The Portland State University Rocks and Gravel clusters are configured to allow users to run MPI enabled software and applications. Researchers seeking resources for running MPI enabled jobs and requiring higher hardware resources (number of CPU's, memory, storage, etc.) can use the resources allocated by a PSU cluster. However, we also expect that the interested person, will only use the cluster for MPI jobs so as to use all of the provided resources.

Message Passing Interface

The high-performance compute clusters offered by PSU utilize Message Passing Interface (MPI) libraries to allow communication between processes on different computers. To utilize these capabilities, software must be written to use the MPI libraries.

From a more general perspective, the clusters can be used to improve software performance due to the use of parallelism. This on one hand limits the type of problems that can be optimized because such problems must be separable into parallel computing tasks. On the other hand parallelism gives advantages such as scalability and massive improvements of results depending on how the resources are allocated for the computation.

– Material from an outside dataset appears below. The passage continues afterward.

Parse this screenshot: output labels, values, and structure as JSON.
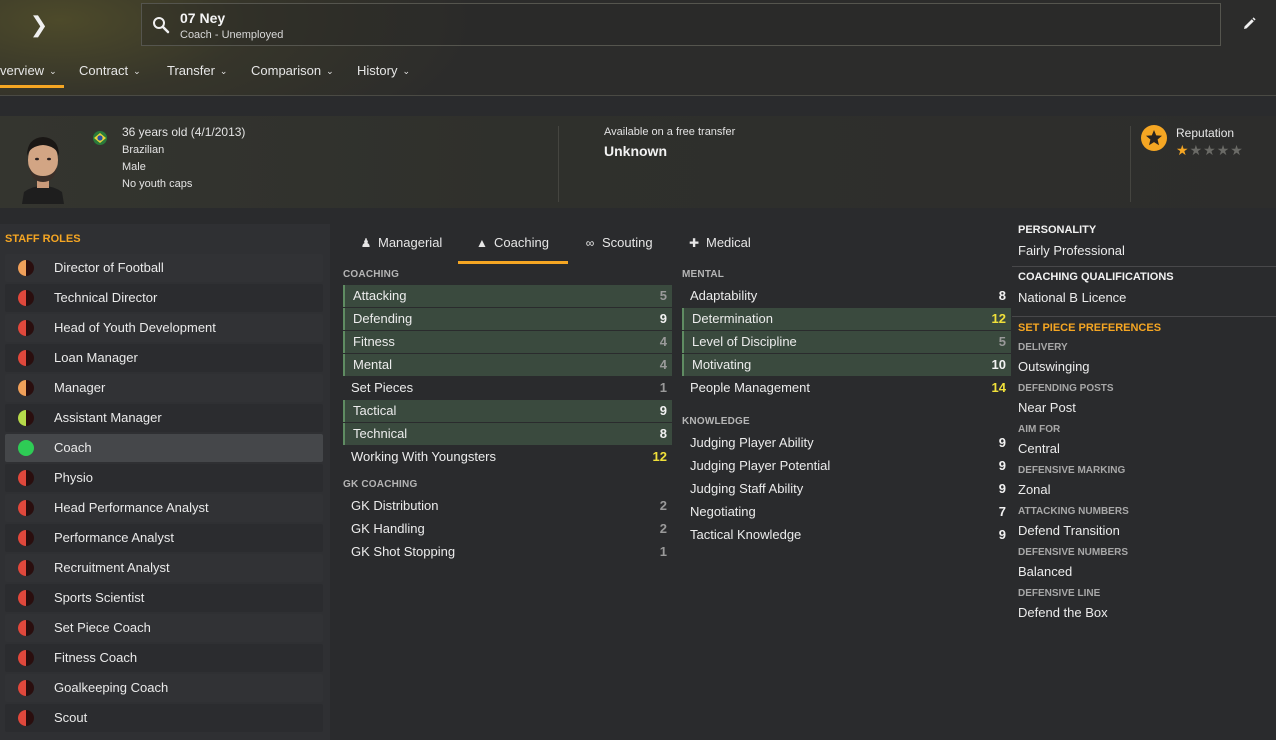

The difference of performance between parallel MPI and standard serial job is proportional to:

  • how well the problem scales
  • how parallelizable the problem is
  • how well the resources are assigned and available when required

Usage Requirements

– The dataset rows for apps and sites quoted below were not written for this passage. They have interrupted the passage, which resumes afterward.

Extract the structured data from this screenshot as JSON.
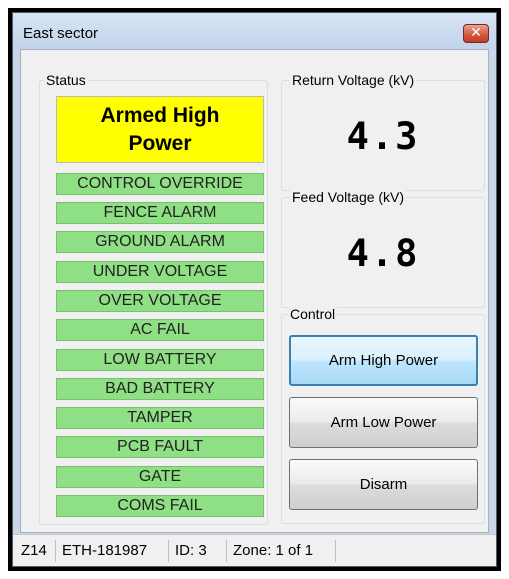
{
  "window": {
    "title": "East sector"
  },
  "status": {
    "group_label": "Status",
    "banner": "Armed High Power",
    "items": [
      "CONTROL OVERRIDE",
      "FENCE ALARM",
      "GROUND ALARM",
      "UNDER VOLTAGE",
      "OVER VOLTAGE",
      "AC FAIL",
      "LOW BATTERY",
      "BAD BATTERY",
      "TAMPER",
      "PCB FAULT",
      "GATE",
      "COMS FAIL"
    ]
  },
  "return_voltage": {
    "label": "Return Voltage (kV)",
    "value": "4.3"
  },
  "feed_voltage": {
    "label": "Feed Voltage (kV)",
    "value": "4.8"
  },
  "control": {
    "label": "Control",
    "arm_high": "Arm High Power",
    "arm_low": "Arm Low Power",
    "disarm": "Disarm"
  },
  "statusbar": {
    "node": "Z14",
    "device": "ETH-181987",
    "id": "ID: 3",
    "zone": "Zone: 1 of 1"
  },
  "colors": {
    "armed_banner": "#ffff00",
    "status_item_normal": "#8fdf85",
    "default_button": "#3c7fb1"
  }
}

When deciding whether or not you are in need of MPI based computing, there are several problems and details to be considered. Once these are solved it is then easy to evaluate whether or not you need power provided by high-performance computing. It is important to know if the problem you are trying to solve would benefit from being parallelized. In general problems that are similar to your problem that have already been implemented in MPI fashion allow one to tell if the desired problem can be successfully parallelized. It should be pointed out that MPI implementation of a program requires particular code and thus, only dedicated source code can be compiled using MPI libraries.

The utility of running MPI enabled applications depends also on the problem data. Some data sets cannot be optimized or more optimally used when being processed in parallel. Some problems require a high number of small computational threads, while others needs only a set of high performance computational threads. Both of these problems are valid HPC descriptions, however MPI allows better performance increase than the non specific thread migration.

Further Resources

Contact Research Computing for additional assistance.